The technology remains an excellent example of upcycling: turning lignin, which would otherwise be burnt for its energy content, into a more value-added product.

Recycling floral waste

Announced August 2018

India has an enormous cut-flower market. Flowers are regularly left at temples, to such an extent that disposing of them is a major problem. The solution, historically, has been to push them into the river. However, there is a growing realisation in India that its rivers must be cleaned up.

An Indian entrepreneur and chemical engineer began researching methods to extract useful chemicals from these waste flowers. By 2018, pilot studies suggested that essential oils could be extracted from old flowers. Then the remaining biomass can be composted.

This is a great example of identifying a waste problem and using chemistry to turn it into an opportunity.

Adding value to “Cow poo, squashed grapes and smelly sea shells”

New Zealand
Announced October 2016

Scion is a New Zealand institute that specialises in research, science and technology development for the forestry, wood product, wood-derived materials, and other biomaterial sectors. In 2016, it announced several initiatives designed to make use of a locally available feedstock and transform it into something useful.
Foremost amongst these was the use of must (leftovers from crushing grapes for the wine industry) to produce biodegradable clips that this same industry can use to replace polystyrene clips that were littering vineyards. This solution makes use of something that is otherwise considered waste to make a product that also solves another waste problem.

Scion is still active and is one of six finalists in the Nova Institute’s 2019 innovation awards.

Seaweed mats

In August 2018, the largest known beaching of sargassum seaweed on Caribbean shores took place. Beaches across the region were completely covered; the seaweed mats are extremely difficult to dispose of and began to decay.

This case study is included, not because anyone has made use of the seaweed, but because it remains a problem that has no solution.

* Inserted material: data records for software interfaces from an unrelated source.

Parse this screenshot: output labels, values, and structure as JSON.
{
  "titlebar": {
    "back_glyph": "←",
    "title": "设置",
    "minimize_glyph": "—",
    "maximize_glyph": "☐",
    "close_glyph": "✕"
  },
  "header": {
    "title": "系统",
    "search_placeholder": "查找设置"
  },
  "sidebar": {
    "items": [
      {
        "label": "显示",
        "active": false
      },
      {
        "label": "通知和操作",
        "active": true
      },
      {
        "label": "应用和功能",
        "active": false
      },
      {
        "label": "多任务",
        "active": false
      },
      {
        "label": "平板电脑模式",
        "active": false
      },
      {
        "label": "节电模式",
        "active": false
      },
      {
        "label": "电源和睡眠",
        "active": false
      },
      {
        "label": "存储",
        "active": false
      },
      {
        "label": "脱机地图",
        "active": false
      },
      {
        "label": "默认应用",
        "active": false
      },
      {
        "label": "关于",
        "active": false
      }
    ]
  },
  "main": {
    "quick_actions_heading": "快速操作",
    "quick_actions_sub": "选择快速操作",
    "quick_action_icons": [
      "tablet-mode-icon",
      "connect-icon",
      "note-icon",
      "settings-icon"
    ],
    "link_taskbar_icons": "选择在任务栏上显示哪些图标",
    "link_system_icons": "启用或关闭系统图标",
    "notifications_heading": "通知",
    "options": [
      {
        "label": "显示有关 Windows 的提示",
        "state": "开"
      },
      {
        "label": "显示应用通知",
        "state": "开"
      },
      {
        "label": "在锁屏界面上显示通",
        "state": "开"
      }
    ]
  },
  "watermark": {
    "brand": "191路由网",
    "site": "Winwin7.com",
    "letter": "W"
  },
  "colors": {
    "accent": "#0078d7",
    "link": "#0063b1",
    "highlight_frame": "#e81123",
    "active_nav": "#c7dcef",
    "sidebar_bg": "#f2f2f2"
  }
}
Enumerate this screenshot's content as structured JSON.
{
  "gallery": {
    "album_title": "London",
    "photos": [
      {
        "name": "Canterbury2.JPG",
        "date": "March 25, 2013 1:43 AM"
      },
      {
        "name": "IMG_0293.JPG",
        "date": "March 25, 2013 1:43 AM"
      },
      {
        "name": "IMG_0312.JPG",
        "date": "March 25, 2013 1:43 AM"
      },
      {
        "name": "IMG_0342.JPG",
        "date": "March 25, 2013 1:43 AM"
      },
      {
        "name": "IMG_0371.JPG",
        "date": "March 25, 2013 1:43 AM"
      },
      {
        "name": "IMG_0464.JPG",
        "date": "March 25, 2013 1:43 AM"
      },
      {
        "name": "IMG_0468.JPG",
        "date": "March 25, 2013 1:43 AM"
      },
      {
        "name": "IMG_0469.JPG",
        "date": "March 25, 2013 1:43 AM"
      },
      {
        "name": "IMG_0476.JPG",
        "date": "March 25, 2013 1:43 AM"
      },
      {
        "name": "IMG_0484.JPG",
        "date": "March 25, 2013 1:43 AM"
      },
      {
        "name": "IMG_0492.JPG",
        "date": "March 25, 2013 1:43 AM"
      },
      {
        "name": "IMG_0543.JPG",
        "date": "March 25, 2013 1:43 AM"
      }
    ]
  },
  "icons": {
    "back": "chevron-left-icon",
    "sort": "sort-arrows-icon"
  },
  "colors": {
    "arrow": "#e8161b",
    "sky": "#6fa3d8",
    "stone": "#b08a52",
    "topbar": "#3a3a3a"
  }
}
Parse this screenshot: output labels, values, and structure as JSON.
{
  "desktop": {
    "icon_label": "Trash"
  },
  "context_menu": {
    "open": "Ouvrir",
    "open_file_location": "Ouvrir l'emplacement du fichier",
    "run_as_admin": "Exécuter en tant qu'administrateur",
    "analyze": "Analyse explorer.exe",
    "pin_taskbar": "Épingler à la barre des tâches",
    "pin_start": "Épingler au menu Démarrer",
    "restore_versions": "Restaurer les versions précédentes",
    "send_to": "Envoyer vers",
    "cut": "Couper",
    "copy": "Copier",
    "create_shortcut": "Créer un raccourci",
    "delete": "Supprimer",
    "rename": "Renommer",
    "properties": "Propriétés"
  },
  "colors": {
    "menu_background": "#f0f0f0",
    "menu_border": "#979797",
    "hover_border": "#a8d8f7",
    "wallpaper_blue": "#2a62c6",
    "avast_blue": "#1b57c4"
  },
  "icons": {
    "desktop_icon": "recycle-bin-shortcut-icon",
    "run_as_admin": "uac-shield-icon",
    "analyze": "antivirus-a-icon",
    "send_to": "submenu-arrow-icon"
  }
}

It demonstrates that there remain large sources of “waste” with the potential to be used with some clever chemistry and engineering. The biggest challenge in this case is that the beaching is a very irregular occurrence.

Companies in other parts of the world are making innovative use of seaweed; for example, Haeckels in the UK uses it to make personal care products.

Making cutlery from avocado seeds

Announced February 2019

Mexico is the world’s main producer of avocadoes. Many are converted locally into products such as guacamole, and this generates a vast amount of waste from the fruit’s seeds. The seeds are seen as difficult and expensive to dispose of.

A local biochemical engineer set up a new company, Biofase, to develop a process to turn these seeds into useful products. The result was the launch of a range of biodegradable cutlery in 2019.

Like many of the other solutions here, it uses a waste product and turns it into something useful that helps tackle the issue of non-biodegradable, disposable plastic cutlery. Furthermore, it took the skills of a chemical engineer to make it work.

Making new buildings out of demolition waste

Announced October 2018

The waste problem tackled in this example is not so much a local issue as a universal one. Nevertheless, the need for it will often be localised.

Architectural firm Redhouse Studio designed the Biocycler, a mobile unit that processes demolition waste using fungi, turning it into a new building material. The developer’s vision is that the units will be particularly useful in areas that have been hit by natural disasters, such as earthquakes or hurricanes, allowing new buildings to be created from the destruction.

The Biocycler uses mycelium as its binder. Redhouse is said to have been inspired by the technology behind MycoWorks. Fungi still represent a huge untapped source of biotechnology for the chemical industry to explore.


Rajalakshmi Rajendran, Content Manager - team